Data section
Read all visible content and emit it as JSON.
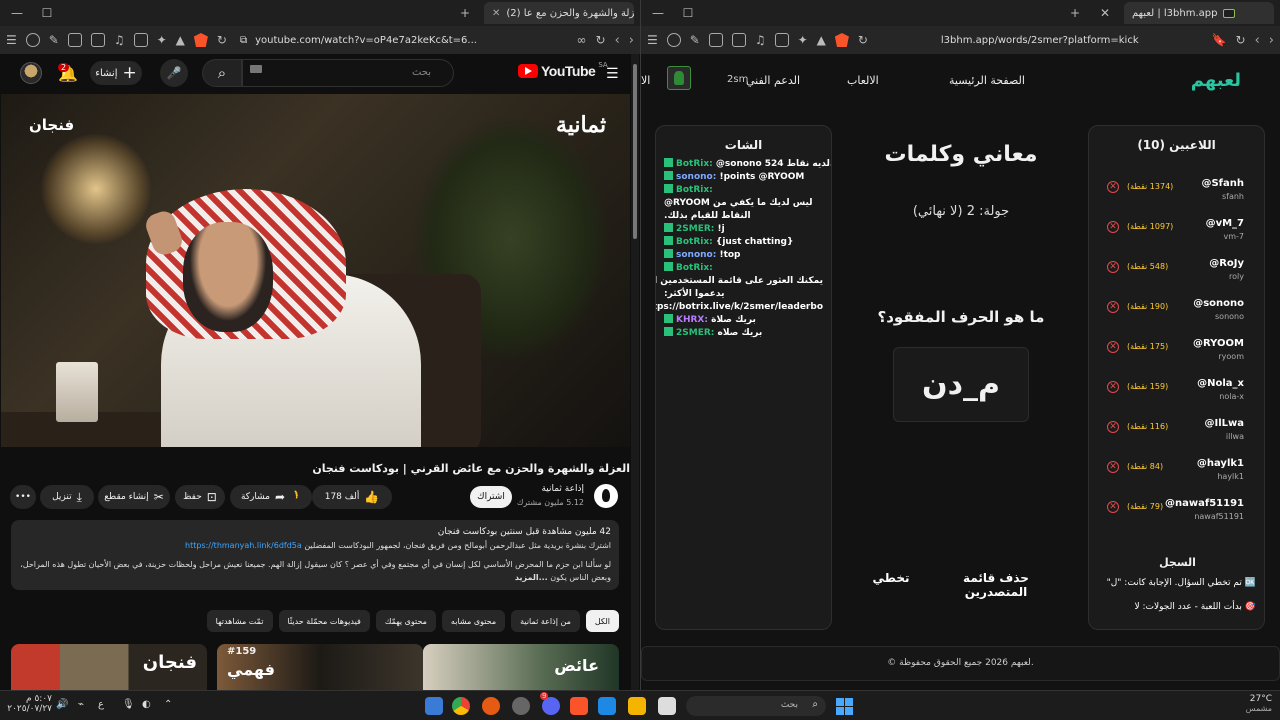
{
  "left_browser": {
    "tab_title": "(2) العزلة والشهرة والحزن مع عا",
    "url": "youtube.com/watch?v=oP4e7a2keKc&t=6..."
  },
  "right_browser": {
    "tab_title": "لعبهم | l3bhm.app",
    "url": "l3bhm.app/words/2smer?platform=kick"
  },
  "youtube": {
    "logo_text": "YouTube",
    "logo_country": "SA",
    "search_placeholder": "بحث",
    "create_label": "إنشاء",
    "notification_count": "2",
    "video_brand_left": "ثمانية",
    "video_brand_right": "فنجان",
    "video_title": "العزلة والشهرة والحزن مع عائض القرني | بودكاست فنجان",
    "channel_name": "إذاعة ثمانية",
    "channel_subs": "5.12 مليون مشترك",
    "subscribe_label": "اشتراك",
    "like_count": "178 ألف",
    "share_label": "مشاركة",
    "save_label": "حفظ",
    "clip_label": "إنشاء مقطع",
    "download_label": "تنزيل",
    "description": {
      "views_line": "42 مليون مشاهدة قبل سنتين بودكاست فنجان",
      "line2_prefix": "اشترك بنشرة بريدية مثل عبدالرحمن أبومالح ومن فريق فنجان، لجمهور البودكاست المفضلين",
      "link": "https://thmanyah.link/6dfd5a",
      "line3": "لو سألنا ابن حزم ما المحرض الأساسي لكل إنسان في أي مجتمع وفي أي عصر ؟ كان سيقول إزالة الهم. جميعنا نعيش مراحل ولحظات حزينة، في بعض الأحيان تطول هذه المراحل، وبعض الناس يكون",
      "more_label": "...المزيد"
    },
    "chips": [
      "الكل",
      "من إذاعة ثمانية",
      "محتوى مشابه",
      "محتوى يهمّك",
      "فيديوهات محمّلة حديثًا",
      "تمّت مشاهدتها"
    ],
    "thumbs": [
      {
        "text": "فنجان"
      },
      {
        "text": "فهمي",
        "episode": "#159"
      },
      {
        "text": "عائض"
      }
    ]
  },
  "l3bhm": {
    "logo": "لعبهم",
    "nav": {
      "home": "الصفحة الرئيسية",
      "games": "الالعاب",
      "support": "الدعم الفني",
      "user": "2sm",
      "extra": "الا"
    },
    "chat": {
      "title": "الشات",
      "messages": [
        {
          "user": "BotRix:",
          "text": "@sonono 524 لديه نقاط.",
          "color": "green"
        },
        {
          "user": "sonono:",
          "text": "!points @RYOOM",
          "color": "blue"
        },
        {
          "user": "BotRix:",
          "text": "",
          "color": "green"
        },
        {
          "user": "",
          "text": "ليس لديك ما يكفي من RYOOM@",
          "color": "none"
        },
        {
          "user": "",
          "text": "النقاط للقيام بذلك.",
          "color": "none"
        },
        {
          "user": "2SMER:",
          "text": "!j",
          "color": "green"
        },
        {
          "user": "BotRix:",
          "text": "{just chatting}",
          "color": "green"
        },
        {
          "user": "sonono:",
          "text": "!top",
          "color": "blue"
        },
        {
          "user": "BotRix:",
          "text": "",
          "color": "green"
        },
        {
          "user": "",
          "text": "يمكنك العثور على قائمة المستخدمين الذين",
          "color": "none"
        },
        {
          "user": "",
          "text": "يدعموا الأكثر:",
          "color": "none"
        },
        {
          "user": "",
          "text": "https://botrix.live/k/2smer/leaderbo",
          "color": "none"
        },
        {
          "user": "KHRX:",
          "text": "بريك صلاة",
          "color": "purple"
        },
        {
          "user": "2SMER:",
          "text": "بريك صلاه",
          "color": "green"
        }
      ]
    },
    "game": {
      "title": "معاني وكلمات",
      "round": "جولة: 2 (لا نهائي)",
      "question": "ما هو الحرف المفقود؟",
      "word": "م_دن",
      "skip_label": "تخطي",
      "delete_list_label": "حذف قائمة المتصدرين"
    },
    "players": {
      "title": "اللاعبين (10)",
      "list": [
        {
          "name": "@Sfanh",
          "handle": "sfanh",
          "points": "(1374 نقطة)"
        },
        {
          "name": "@vM_7",
          "handle": "vm-7",
          "points": "(1097 نقطة)"
        },
        {
          "name": "@RoJy",
          "handle": "roly",
          "points": "(548 نقطة)"
        },
        {
          "name": "@sonono",
          "handle": "sonono",
          "points": "(190 نقطة)"
        },
        {
          "name": "@RYOOM",
          "handle": "ryoom",
          "points": "(175 نقطة)"
        },
        {
          "name": "@Nola_x",
          "handle": "nola-x",
          "points": "(159 نقطة)"
        },
        {
          "name": "@IlLwa",
          "handle": "illwa",
          "points": "(116 نقطة)"
        },
        {
          "name": "@haylk1",
          "handle": "haylk1",
          "points": "(84 نقطة)"
        },
        {
          "name": "@nawaf51191",
          "handle": "nawaf51191",
          "points": "(79 نقطة)"
        }
      ]
    },
    "log": {
      "title": "السجل",
      "lines": [
        "🆗 تم تخطي السؤال. الإجابة كانت: \"ل\"",
        "🎯 بدأت اللعبة - عدد الجولات: لا"
      ]
    },
    "footer": "© لعبهم 2026 جميع الحقوق محفوظة."
  },
  "taskbar": {
    "search_placeholder": "بحث",
    "temperature": "27°C",
    "weather": "مشمس",
    "time": "٥:٠٧ م",
    "date": "٢٠٢٥/٠٧/٢٧",
    "lang": "ع",
    "discord_badge": "9"
  },
  "colors": {
    "brand_green": "#29c4a2",
    "kick_green": "#29c07a",
    "points_yellow": "#ffcc33",
    "remove_red": "#e24a4a",
    "youtube_red": "#ff0000"
  }
}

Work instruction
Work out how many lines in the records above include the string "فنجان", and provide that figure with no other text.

Expected answer
5